FRANKFORT, Ky. (AP) — Republican lawmakers introduced a bill Thursday to place limits on drag shows in Kentucky.
“This bill not only compromises or asks me to explain my humanity, but it also puts my livelihood in question,” drag performer Poly Tics told a GOP-led Kentucky Senate committee, which voted to bring forward the measure a few minutes later.
The measure would ban drag shows on public land or places where adult performances can be viewed by children.
“This bill is not anti-LGBTQ,” said Republican Senator Lindsey Tichenor, the bill’s lead sponsor. “This bill is pro-children. For some reason, people want this kind of content in front of kids. And I dare ask, why? Why should we sexualize our children?”
Violations of the bill would be punishable as felonies for the first two offenses, but would result in a felony for subsequent offenses. Companies that organize such performances can have their alcohol and business licenses suspended or revoked.
Across the country, conservative activists and politicians complain that drag shows contribute to the “sexualization” or “grooming” of children. The Tennessee legislature recently passed a bill that would ban public drag performances by classifying them as adult cabarets, under topless dancers, go-go dancers, exotic dancers, and strippers, as the first in the country.
Several other states, including Idaho, North Dakota, Montana and Oklahoma are considering similar bans.

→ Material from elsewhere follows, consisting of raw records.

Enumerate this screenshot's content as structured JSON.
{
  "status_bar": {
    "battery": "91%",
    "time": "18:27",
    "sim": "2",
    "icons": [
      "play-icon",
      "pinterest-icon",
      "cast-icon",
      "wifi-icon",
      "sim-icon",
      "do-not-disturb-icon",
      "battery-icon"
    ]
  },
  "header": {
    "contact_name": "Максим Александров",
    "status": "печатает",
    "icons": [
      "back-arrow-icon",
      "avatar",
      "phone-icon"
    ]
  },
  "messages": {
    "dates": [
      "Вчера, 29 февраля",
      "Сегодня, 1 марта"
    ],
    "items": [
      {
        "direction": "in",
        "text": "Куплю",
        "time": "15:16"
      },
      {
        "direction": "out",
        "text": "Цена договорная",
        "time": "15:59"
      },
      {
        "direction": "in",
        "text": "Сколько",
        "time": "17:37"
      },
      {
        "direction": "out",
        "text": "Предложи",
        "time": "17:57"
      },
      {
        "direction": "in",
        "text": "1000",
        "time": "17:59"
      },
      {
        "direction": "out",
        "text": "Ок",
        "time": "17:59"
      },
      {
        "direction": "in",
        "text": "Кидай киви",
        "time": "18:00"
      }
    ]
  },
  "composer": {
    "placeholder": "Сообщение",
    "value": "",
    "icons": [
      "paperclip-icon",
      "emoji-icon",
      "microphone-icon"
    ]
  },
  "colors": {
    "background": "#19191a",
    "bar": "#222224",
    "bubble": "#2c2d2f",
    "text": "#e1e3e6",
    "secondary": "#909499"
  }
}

After a lengthy discussion that became emotional at times, the Kentucky Senate committee sent the measure to the full Senate. If it passes there, it still needs House approval. Republicans have supermajorities in both chambers.
The committee voted to scale back the bill from the original version, which would have placed stricter location restrictions on where drag shows could take place. Despite the changes, opponents continued to raise constitutional questions about the measure.
“Our concern remains that this will include some government censorship inconsistent with our First Amendment protected rights,” said Kate Miller of the American Civil Liberties Union of Kentucky.
The bill — Senate Bill 115 — remains discriminatory despite the revisions, said Bob Heeringer, who represented the Fairness Campaign, an LGBTQ advocacy group.
“And an ounce of discrimination is the same as an ocean of discrimination,” said Heleringer, a Republican and former Kentucky legislator.
The legislation targets drag shows by referring to adult performances as a “sexually explicit performance” that includes a performance involving male or female impersonators.
David Walls, executive director of The Family Foundation, hailed the bill as a “straight forward, common sense and necessary” effort to protect children.
“Let’s put the obvious: Sexually explicit adult performances should not take place on public property and should not be around children, and SB115 would help protect our children from these performances,” Walls said.
Drag performer Poly Tics later told lawmakers that the bill was a drain on her livelihood.
“As a transvestite who depends on travesty shows for income, this account not only tells me that I am not really a rights-deserving human being, but that I am also not worthy of working and that I do not deserve rights. ability to earn money,” she said.
A few minutes later, the Republican members of the committee introduced the bill. After the vote, opponents of the bill began chanting “shame.” The chant continued as the committee chair called for another bill to be considered. The opponents eventually left the committee room.